Makerere University at Kibale, Uganda, has an outdoor chimpanzee research colony––but nine of the 52 chimps it had as of 1998 have been poached for bush meat during the past two years, project field manager Catherine Pieta recently told Cranimer Magera of the Kampala newspaper New Vison.
Many smaller primates are also being retired from research, when places for them can be found. Wild Animal Orphanage, another San Antonio-area sanctuary, in April accepted four female rhesus macaques who were exposed to the deadly herpes B virus while being used in experiments at the University of Florida in Gainesville. The placement was reportedly arranged by Kari Bagnall of the Jungle Friends sanctuary.

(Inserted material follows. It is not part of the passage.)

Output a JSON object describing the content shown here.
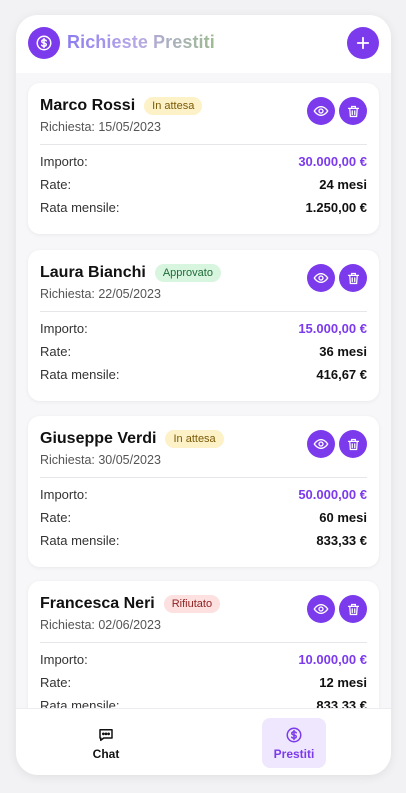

The macaques were retired from use at Gainesville soon after University of Florida director of animal resources Jerry Davis was fired, after seven years, and was returned to his former position as a professor of veterinary medicine. The firing followed a negative inspection report by the Association for Assessment and Accreditation of Laboratory Animal Care, and a series of incidents involving monkeys, horses, sheep, and other species who allegedly received inadequate veterinary care under Davis.
Paradoxically, while use of chimps and some other primate species is down, overall use of nonhuman primates is up by 11% over the past decade––chiefly in connection with research pertaining to AIDS, asthma, gene therapy, and behavioral development, University of California at Davis primate center veterinarian Jeff Roberts recently told Edie Lau of the Sacramento Bee.

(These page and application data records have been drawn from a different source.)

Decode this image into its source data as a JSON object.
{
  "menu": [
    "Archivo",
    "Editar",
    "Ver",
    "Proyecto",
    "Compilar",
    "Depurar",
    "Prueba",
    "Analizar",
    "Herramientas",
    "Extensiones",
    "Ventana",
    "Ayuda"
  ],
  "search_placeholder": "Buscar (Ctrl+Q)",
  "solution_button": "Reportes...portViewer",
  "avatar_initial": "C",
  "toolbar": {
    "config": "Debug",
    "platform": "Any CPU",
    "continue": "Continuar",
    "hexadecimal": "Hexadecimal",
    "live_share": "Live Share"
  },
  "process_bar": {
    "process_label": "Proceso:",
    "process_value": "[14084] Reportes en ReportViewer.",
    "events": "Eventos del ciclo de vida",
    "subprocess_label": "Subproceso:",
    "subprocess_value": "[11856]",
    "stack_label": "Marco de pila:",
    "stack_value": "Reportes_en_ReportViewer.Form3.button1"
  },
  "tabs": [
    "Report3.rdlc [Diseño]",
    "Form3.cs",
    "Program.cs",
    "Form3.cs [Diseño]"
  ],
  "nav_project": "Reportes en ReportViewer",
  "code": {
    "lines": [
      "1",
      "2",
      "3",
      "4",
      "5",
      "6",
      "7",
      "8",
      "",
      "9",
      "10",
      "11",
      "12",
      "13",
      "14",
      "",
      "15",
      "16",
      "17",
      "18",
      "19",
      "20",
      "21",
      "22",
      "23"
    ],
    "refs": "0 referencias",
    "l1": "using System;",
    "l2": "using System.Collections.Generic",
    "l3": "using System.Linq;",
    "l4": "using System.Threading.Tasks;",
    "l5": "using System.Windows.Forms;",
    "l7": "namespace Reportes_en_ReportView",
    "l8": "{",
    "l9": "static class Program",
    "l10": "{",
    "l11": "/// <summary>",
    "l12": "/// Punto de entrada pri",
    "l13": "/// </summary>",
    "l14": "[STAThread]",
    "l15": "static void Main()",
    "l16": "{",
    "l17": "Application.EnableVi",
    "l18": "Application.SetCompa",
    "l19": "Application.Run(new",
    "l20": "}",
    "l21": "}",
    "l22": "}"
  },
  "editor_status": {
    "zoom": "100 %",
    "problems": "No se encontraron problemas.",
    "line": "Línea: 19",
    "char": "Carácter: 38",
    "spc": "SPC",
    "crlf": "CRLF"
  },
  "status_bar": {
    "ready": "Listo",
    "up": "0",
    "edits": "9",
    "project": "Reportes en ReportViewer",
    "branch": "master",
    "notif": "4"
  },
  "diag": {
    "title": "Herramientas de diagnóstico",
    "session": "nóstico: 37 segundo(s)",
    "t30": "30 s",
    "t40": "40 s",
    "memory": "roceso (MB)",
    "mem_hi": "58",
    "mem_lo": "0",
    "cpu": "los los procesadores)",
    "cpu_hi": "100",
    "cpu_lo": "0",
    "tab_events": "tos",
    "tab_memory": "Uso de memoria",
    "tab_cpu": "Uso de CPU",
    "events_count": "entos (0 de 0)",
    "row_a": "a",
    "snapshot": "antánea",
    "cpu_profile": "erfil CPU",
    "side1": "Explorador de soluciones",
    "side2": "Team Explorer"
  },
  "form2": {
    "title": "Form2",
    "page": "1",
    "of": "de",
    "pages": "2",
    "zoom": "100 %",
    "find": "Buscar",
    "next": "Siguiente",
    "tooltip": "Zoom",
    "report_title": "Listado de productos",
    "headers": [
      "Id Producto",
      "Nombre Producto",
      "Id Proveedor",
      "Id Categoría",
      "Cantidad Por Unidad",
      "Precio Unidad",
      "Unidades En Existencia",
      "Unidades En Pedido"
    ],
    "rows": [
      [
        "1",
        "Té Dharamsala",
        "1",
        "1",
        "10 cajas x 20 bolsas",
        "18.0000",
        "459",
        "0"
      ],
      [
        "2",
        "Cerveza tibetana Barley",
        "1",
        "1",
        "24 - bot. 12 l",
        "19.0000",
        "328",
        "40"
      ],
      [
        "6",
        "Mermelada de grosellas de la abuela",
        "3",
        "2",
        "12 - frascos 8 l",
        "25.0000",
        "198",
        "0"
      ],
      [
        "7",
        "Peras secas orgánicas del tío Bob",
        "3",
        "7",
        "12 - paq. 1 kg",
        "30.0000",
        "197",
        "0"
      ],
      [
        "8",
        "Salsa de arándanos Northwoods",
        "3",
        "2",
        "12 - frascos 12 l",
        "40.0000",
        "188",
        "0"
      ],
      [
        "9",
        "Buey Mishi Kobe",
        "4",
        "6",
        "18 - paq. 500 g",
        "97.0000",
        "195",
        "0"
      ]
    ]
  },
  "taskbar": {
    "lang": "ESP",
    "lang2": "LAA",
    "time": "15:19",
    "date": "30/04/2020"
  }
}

The California Regional Primate Research Center at Davis is planning to expand its monkey-holding capacity from the present 3,800 to nearly 5,000 during the next five years, Roberts explained. Plans are reportedly also afoot to expand all seven of the other Regional Primate Research Centers, which are funded by the NIH.
Oklahoma State University at Stillwater has scrapped plans to renovate an existing building into a relatively modest-sized primate research center, capable of housing about a dozen macaques, and has instead raised $2 million so far toward the cost of building a $3.5 million high-security primate lab, OSU College of Veterinary Medicine dean Joe Alexander recently told Oklahoma City Oklahoman staff writer Michael McNutt.
The possibility that researchers may soon be able to genetically engineer and clone nonhuman primates is helping to drive interest in starting or expanding university primate labs. Associated Press reported on April 28 that alcoholism researcher Kathleen Grant of Wake Forest University is currently trying to clone genetically identical offspring of monkeys who are predisposed to develop alcoholism. Similar experiments underway at the Oregon Regional Primate Center in Portland and the Wisconsin Regional Primate Research Center at the University of Wisconsin have thus far been unsuccessful.